Due to the delivery of a friend’s first grandchild, a third grade classroom at Front Range Christian School has been my hub of service for the last two weeks. The classroom represents a unique mixture of little souls each with individual approaches to communication, learning, and community. Interestingly, during several writing assignments, a surprising phenomenon occurred. The margin on the lined paper posed a problem.

Some students avoided the margin lines like the plague, keeping the contents of their writing to the center of the page. Others ignored the margin completely and wrote right through it. This caused me to pause, as I just finished reading Margin by Richard A. Swenson, but also because of God’s recent promptings to lean into more “space” in my day for Him and others.

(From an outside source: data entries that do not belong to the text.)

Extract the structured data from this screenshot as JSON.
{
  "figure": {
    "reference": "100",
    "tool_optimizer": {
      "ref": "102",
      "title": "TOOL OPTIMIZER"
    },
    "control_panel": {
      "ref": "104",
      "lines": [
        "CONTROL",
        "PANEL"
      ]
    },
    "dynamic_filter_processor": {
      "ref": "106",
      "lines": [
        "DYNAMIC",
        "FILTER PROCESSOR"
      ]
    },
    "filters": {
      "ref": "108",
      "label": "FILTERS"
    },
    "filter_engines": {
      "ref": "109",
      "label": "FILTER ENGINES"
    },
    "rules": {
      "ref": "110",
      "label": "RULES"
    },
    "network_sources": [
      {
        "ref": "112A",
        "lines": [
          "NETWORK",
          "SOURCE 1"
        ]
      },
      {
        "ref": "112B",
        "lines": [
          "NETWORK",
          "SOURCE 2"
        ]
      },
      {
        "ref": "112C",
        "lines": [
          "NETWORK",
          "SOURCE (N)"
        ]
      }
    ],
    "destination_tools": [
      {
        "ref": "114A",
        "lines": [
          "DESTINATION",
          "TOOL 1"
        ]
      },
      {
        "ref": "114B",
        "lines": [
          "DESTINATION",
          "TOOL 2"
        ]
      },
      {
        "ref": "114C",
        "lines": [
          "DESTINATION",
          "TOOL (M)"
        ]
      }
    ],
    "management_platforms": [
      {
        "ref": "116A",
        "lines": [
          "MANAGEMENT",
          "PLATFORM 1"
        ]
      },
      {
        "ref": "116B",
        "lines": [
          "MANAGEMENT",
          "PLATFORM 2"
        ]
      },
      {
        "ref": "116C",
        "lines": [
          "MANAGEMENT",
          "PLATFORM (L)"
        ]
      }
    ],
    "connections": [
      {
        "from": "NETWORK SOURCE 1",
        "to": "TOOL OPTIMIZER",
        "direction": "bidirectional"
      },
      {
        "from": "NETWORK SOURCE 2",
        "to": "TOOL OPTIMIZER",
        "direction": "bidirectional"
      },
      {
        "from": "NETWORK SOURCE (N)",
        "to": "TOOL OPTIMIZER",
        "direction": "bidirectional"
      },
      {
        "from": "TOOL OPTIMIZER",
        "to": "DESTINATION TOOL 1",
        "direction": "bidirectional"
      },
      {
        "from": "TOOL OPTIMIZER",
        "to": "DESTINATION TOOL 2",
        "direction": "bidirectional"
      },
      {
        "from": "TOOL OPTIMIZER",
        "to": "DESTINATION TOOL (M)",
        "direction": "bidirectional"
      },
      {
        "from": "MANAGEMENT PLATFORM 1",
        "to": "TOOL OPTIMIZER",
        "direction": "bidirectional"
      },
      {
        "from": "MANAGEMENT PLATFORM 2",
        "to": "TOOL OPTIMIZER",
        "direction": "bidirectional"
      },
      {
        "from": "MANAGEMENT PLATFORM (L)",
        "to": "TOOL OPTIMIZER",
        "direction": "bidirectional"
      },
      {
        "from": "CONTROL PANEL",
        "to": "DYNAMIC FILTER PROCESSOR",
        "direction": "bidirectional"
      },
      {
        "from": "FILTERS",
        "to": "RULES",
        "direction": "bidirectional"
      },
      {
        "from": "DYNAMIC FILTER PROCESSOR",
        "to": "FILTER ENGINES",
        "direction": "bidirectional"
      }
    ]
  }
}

Whether avoided, ignored or embraced margin impacts our daily lives.

I remember when Sammy and Sophie were young; I found my lack of margin profoundly impact their attitudes and approach to life. Many days, I rushed them out the door to tie their shoes, get in the car, and race to school. God grabbed my heart, showing me I needed to intentionally make space for tying, retying, and tying again, because sometimes sneakers have uncooperative laces. This rushed living interfered with loving Sammy and Sophie well.

While repairing roads, signs often appear indicating, “No right shoulder ahead.” This reminds motorists, to watch their lane and stay between the lines, as margin alongside the motorway will soon disappear. Margin provides safety. Margins in Microsoft Word provide neat boundaries along the perimeter of the page, allowing the eyes to follow the written word easily.

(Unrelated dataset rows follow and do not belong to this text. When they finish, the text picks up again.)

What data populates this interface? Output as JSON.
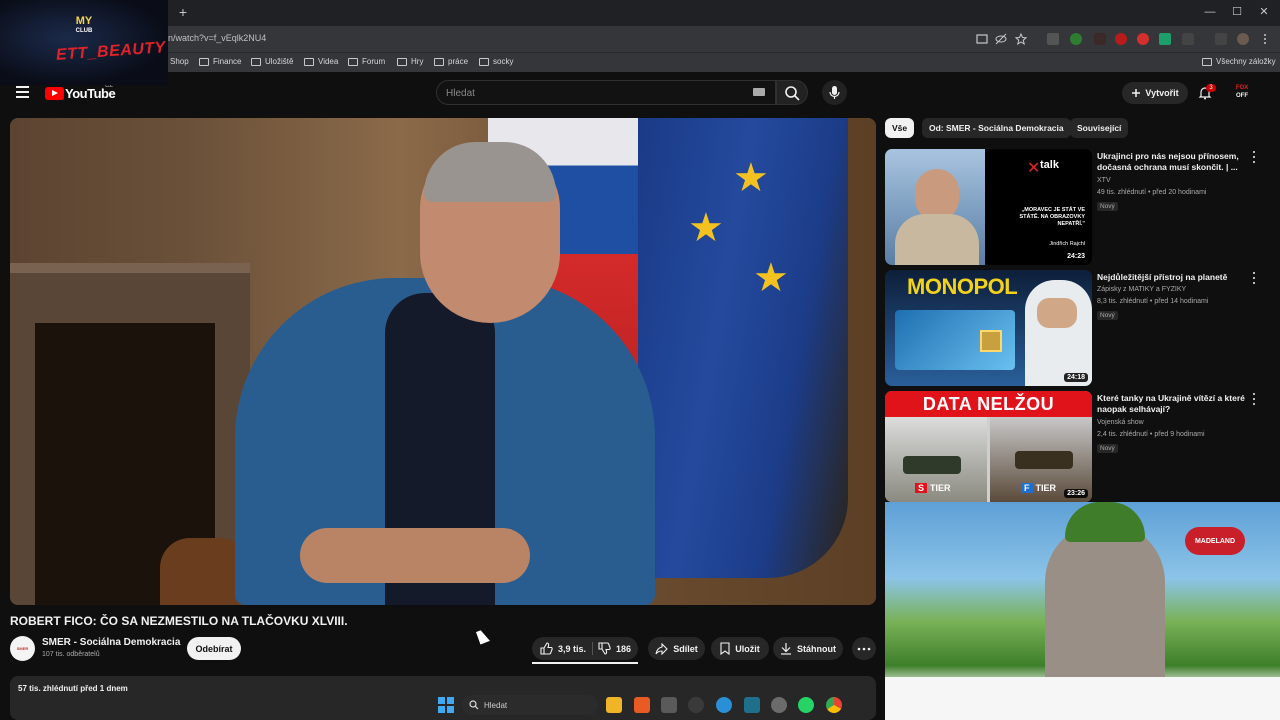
{
  "overlay": {
    "club_top": "MY",
    "club_sub": "CLUB",
    "brand": "ETT_BEAUTY"
  },
  "browser": {
    "new_tab": "+",
    "url": "n/watch?v=f_vEqlk2NU4",
    "win_min": "—",
    "win_max": "☐",
    "win_close": "✕",
    "bookmarks": [
      "Shop",
      "Finance",
      "Uložiště",
      "Videa",
      "Forum",
      "Hry",
      "práce",
      "socky"
    ],
    "all_bookmarks": "Všechny záložky"
  },
  "youtube": {
    "wordmark": "YouTube",
    "country": "CZ",
    "search_placeholder": "Hledat",
    "create_label": "Vytvořit",
    "notif_count": "3",
    "avatar_top": "FOX",
    "avatar_bottom": "OFF"
  },
  "video": {
    "title": "ROBERT FICO: ČO SA NEZMESTILO NA TLAČOVKU XLVIII.",
    "channel": "SMER - Sociálna Demokracia",
    "channel_avatar": "SMER",
    "subscribers": "107 tis. odběratelů",
    "subscribe_label": "Odebírat",
    "likes": "3,9 tis.",
    "dislikes": "186",
    "share_label": "Sdílet",
    "save_label": "Uložit",
    "download_label": "Stáhnout",
    "meta": "57 tis. zhlédnutí  před 1 dnem"
  },
  "chips": [
    "Vše",
    "Od: SMER - Sociálna Demokracia",
    "Související"
  ],
  "recommendations": [
    {
      "title": "Ukrajinci pro nás nejsou přínosem, dočasná ochrana musí skončit. | ...",
      "channel": "XTV",
      "meta": "49 tis. zhlédnutí • před 20 hodinami",
      "badge": "Nový",
      "duration": "24:23",
      "thumb_brand": "talk",
      "thumb_quote": "„MORAVEC JE STÁT VE STÁTĚ. NA OBRAZOVKY NEPATŘÍ.\"",
      "thumb_name": "Jindřich Rajchl"
    },
    {
      "title": "Nejdůležitější přístroj na planetě",
      "channel": "Zápisky z MATIKY a FYZIKY",
      "meta": "8,3 tis. zhlédnutí • před 14 hodinami",
      "badge": "Nový",
      "duration": "24:18",
      "thumb_text": "MONOPOL"
    },
    {
      "title": "Které tanky na Ukrajině vítězí a které naopak selhávají?",
      "channel": "Vojenská show",
      "meta": "2,4 tis. zhlédnutí • před 9 hodinami",
      "badge": "Nový",
      "duration": "23:26",
      "thumb_text": "DATA NELŽOU",
      "tier_s": "S",
      "tier_f": "F",
      "tier_label": "TIER"
    }
  ],
  "ad": {
    "brand": "MADELAND"
  },
  "taskbar": {
    "search_label": "Hledat"
  },
  "colors": {
    "youtube_red": "#ff0000",
    "background": "#0f0f0f",
    "surface": "#272727",
    "notif": "#cc0000"
  }
}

If margin is so good, why do we dash from home to school, to work, to church, to grocery shopping, to sporting activities, to fast food, to household chores, to errand running, etc., only to fall into bed wondering where the day went?

Jesus demonstrated margin by spending time with others, living an unhurried life.

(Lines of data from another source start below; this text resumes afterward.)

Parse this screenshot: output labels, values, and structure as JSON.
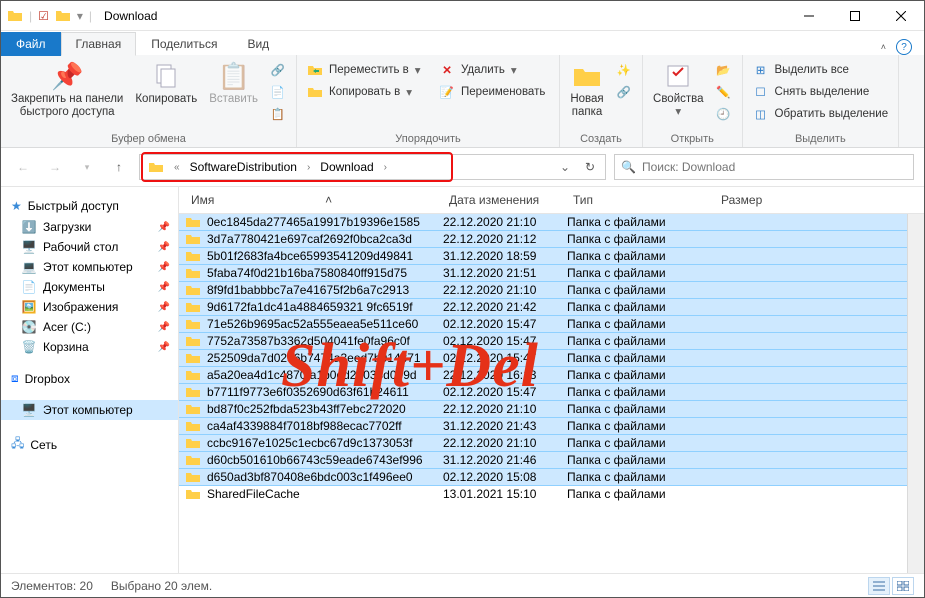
{
  "window": {
    "title": "Download"
  },
  "tabs": {
    "file": "Файл",
    "home": "Главная",
    "share": "Поделиться",
    "view": "Вид"
  },
  "ribbon": {
    "pin": "Закрепить на панели\nбыстрого доступа",
    "copy": "Копировать",
    "paste": "Вставить",
    "clipboard": "Буфер обмена",
    "moveTo": "Переместить в",
    "copyTo": "Копировать в",
    "delete": "Удалить",
    "rename": "Переименовать",
    "organize": "Упорядочить",
    "newFolder": "Новая\nпапка",
    "new": "Создать",
    "properties": "Свойства",
    "open": "Открыть",
    "selectAll": "Выделить все",
    "selectNone": "Снять выделение",
    "invertSel": "Обратить выделение",
    "select": "Выделить"
  },
  "address": {
    "seg1": "SoftwareDistribution",
    "seg2": "Download"
  },
  "search": {
    "placeholder": "Поиск: Download"
  },
  "tree": {
    "quick": "Быстрый доступ",
    "items": [
      {
        "icon": "download",
        "label": "Загрузки"
      },
      {
        "icon": "desktop",
        "label": "Рабочий стол"
      },
      {
        "icon": "pc",
        "label": "Этот компьютер"
      },
      {
        "icon": "doc",
        "label": "Документы"
      },
      {
        "icon": "img",
        "label": "Изображения"
      },
      {
        "icon": "disk",
        "label": "Acer (C:)"
      },
      {
        "icon": "bin",
        "label": "Корзина"
      }
    ],
    "dropbox": "Dropbox",
    "thisPc": "Этот компьютер",
    "network": "Сеть"
  },
  "columns": {
    "name": "Имя",
    "date": "Дата изменения",
    "type": "Тип",
    "size": "Размер"
  },
  "typeLabel": "Папка с файлами",
  "files": [
    {
      "name": "0ec1845da277465a19917b19396e1585",
      "date": "22.12.2020 21:10"
    },
    {
      "name": "3d7a7780421e697caf2692f0bca2ca3d",
      "date": "22.12.2020 21:12"
    },
    {
      "name": "5b01f2683fa4bce65993541209d49841",
      "date": "31.12.2020 18:59"
    },
    {
      "name": "5faba74f0d21b16ba7580840ff915d75",
      "date": "31.12.2020 21:51"
    },
    {
      "name": "8f9fd1babbbc7a7e41675f2b6a7c2913",
      "date": "22.12.2020 21:10"
    },
    {
      "name": "9d6172fa1dc41a4884659321 9fc6519f",
      "date": "22.12.2020 21:42"
    },
    {
      "name": "71e526b9695ac52a555eaea5e511ce60",
      "date": "02.12.2020 15:47"
    },
    {
      "name": "7752a73587b3362d504041fe0fa96c0f",
      "date": "02.12.2020 15:47"
    },
    {
      "name": "252509da7d0256b7474a3eed7b014371",
      "date": "02.12.2020 15:47"
    },
    {
      "name": "a5a20ea4d1c4870fa1b0dd22033d009d",
      "date": "22.12.2020 16:13"
    },
    {
      "name": "b7711f9773e6f0352690d63f61b24611",
      "date": "02.12.2020 15:47"
    },
    {
      "name": "bd87f0c252fbda523b43ff7ebc272020",
      "date": "22.12.2020 21:10"
    },
    {
      "name": "ca4af4339884f7018bf988ecac7702ff",
      "date": "31.12.2020 21:43"
    },
    {
      "name": "ccbc9167e1025c1ecbc67d9c1373053f",
      "date": "22.12.2020 21:10"
    },
    {
      "name": "d60cb501610b66743c59eade6743ef996",
      "date": "31.12.2020 21:46"
    },
    {
      "name": "d650ad3bf870408e6bdc003c1f496ee0",
      "date": "02.12.2020 15:08"
    },
    {
      "name": "SharedFileCache",
      "date": "13.01.2021 15:10",
      "unsel": true
    }
  ],
  "status": {
    "items": "Элементов: 20",
    "selected": "Выбрано 20 элем."
  },
  "overlay": "Shift+Del"
}
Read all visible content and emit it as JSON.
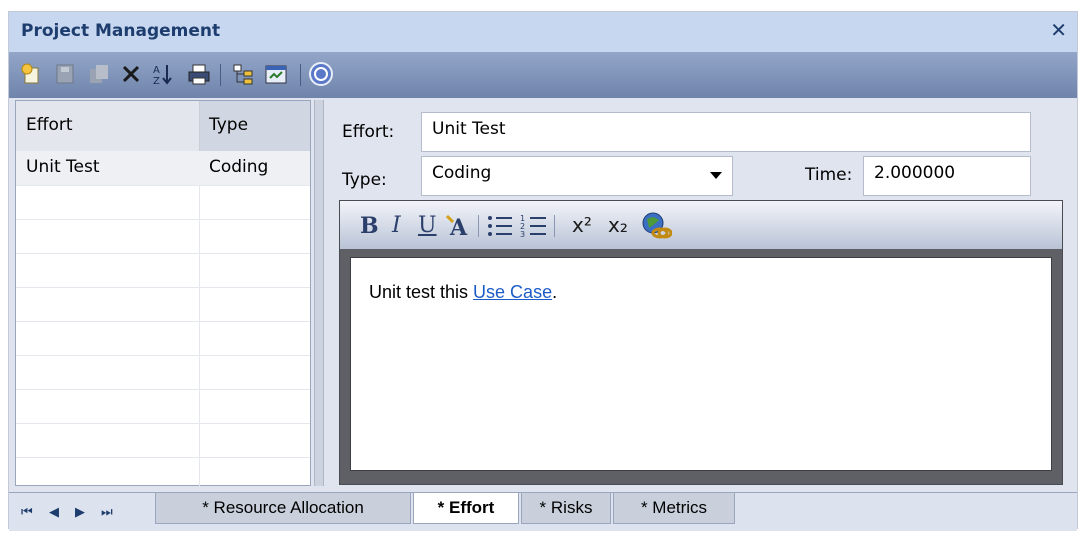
{
  "window": {
    "title": "Project Management",
    "close_glyph": "✕"
  },
  "toolbar": {
    "icons": [
      "new-item-icon",
      "save-icon",
      "copy-icon",
      "delete-icon",
      "sort-icon",
      "print-icon",
      "tree-icon",
      "properties-icon",
      "help-icon"
    ]
  },
  "list": {
    "headers": {
      "effort": "Effort",
      "type": "Type"
    },
    "rows": [
      {
        "effort": "Unit Test",
        "type": "Coding"
      }
    ]
  },
  "form": {
    "effort_label": "Effort:",
    "effort_value": "Unit Test",
    "type_label": "Type:",
    "type_value": "Coding",
    "time_label": "Time:",
    "time_value": "2.000000"
  },
  "editor": {
    "toolbar": {
      "bold": "B",
      "italic": "I",
      "underline": "U",
      "superscript": "x²",
      "subscript": "x₂"
    },
    "text_before": "Unit test this ",
    "link_text": "Use Case",
    "text_after": "."
  },
  "tabs": {
    "nav": [
      "⏮",
      "◀",
      "▶",
      "⏭"
    ],
    "items": [
      {
        "label": "* Resource Allocation",
        "active": false
      },
      {
        "label": "* Effort",
        "active": true
      },
      {
        "label": "* Risks",
        "active": false
      },
      {
        "label": "* Metrics",
        "active": false
      }
    ]
  },
  "colors": {
    "title_bg": "#c7d7ef",
    "toolbar_bg": "#7b8fb5",
    "link": "#1d5cc7"
  }
}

He touched the marginalized, offering dignity and respect to the different, sick, and forgotten (see Luke 4:12-26, Mark 5:21-43). He got up early to be with the Father, to make space to listen and love; an important rhythm in His life (see Mark 1:35). Even still, one of Jesus’ most poignant parables, The Good Samaritan, illustrates the necessity of margin in life in order to care for others well (see Luke 10:25-37).

Why is it that today’s world squeezes margin into vapor and we don’t miss its absence until we collapse exhausted emotionally, physically, intellectually and spiritually? Is running from one demand to the next really living? What do we miss when we delete margin from our days, months, and years?

I’ve been contemplating ways to incorporate more margin in my life. It’s tough as it is counterintuitive in today’s culture. My husband, Gary, has found that rising early to be with the Father gets easier over time. Watching Jesus points the way. To make having space the norm, rather than the exception, something less important needs to be removed in order to make room for margin’s presence.

I must say “No” in order to say “Yes.”

Maybe it is getting up or going to bed 15 minutes earlier? Perhaps it is disciplining myself to not “squeeze” just one more thing in before leaving the house, like laundry, the dishes, or cleaning? How about closing the computer or shutting down the phone in the evening; letting emails, news and social media wait until tomorrow? What about actually arriving to an appointment ten minutes early to gather my thoughts and pray? Could it be leaving with enough drive time, so that I am able to drive the speed limit without the temptation to speed? Cultivating margin into our lives requires awareness of our limitations and the priorities God sets before us.

What are the limits within which you live? God created each of us with them, so let’s recognize and embrace them. What priorities engage your unique gifts, abilities and passions for God? Are there practices in your life you need to remove in order to live with margin? I am learning the beauty of living with this intentional practice; it is actually freeing and life-giving. Incredibly, God seems to multiply my time when I choose to live with more “space” in my day.

Follow Jesus’ example with me. Don’t let rushed living rob you of loving God and others well.

Create space in your day to visit with your neighbor, travel unhurried, cook a healthy meal, enjoy a leisurely walk, rest adequately, chat with the grocery store clerk, fully listen to family members share about their day, and most of all to remain still with God to listen, learn and love. Move yourself under the spigot of God and let Him fill you with margin to live life to the full (see John 10:10).


Drips from the Word: Muse about these Bible verses. Let these truths impact your living.

“After he had dismissed the crowds, he went up the mountain by himself to pray. When evening came, he was there alone…” Matthew 14:22-23


“Now during those days he went out to the mountain to pray; and he spent the night in prayer to God. And when day came he called his disciples and chose twelve of them.” Luke 6:12-13


“So he came to a Samaritan city…Jesus, tired out by his journey, was sitting by the well. It was about noon. A Samaritan woman came to draw water, and Jesus said to her, “Give me a drink.” … Just then his disciples came. They were astonished that he was speaking with a woman, but no one said, ‘What do you want?’ or, ‘Why are you speaking with her?’ Then the woman left her water jar and went back to the city. She said to the people “Come and see a man who told me everything I have ever done!… John 4:1-42

Splashes from the Spigot: Drink from deep wells. Check out these suggested readings.

Swenson, Richard A. Margin: Restoring Emotional, Physical, Financial, and Time Reserves to Overloaded Lives. Colorado Springs, CO, 2004


Watson, Thomas. The Art of Divine Contentment. Grand Rapids, MI, 2001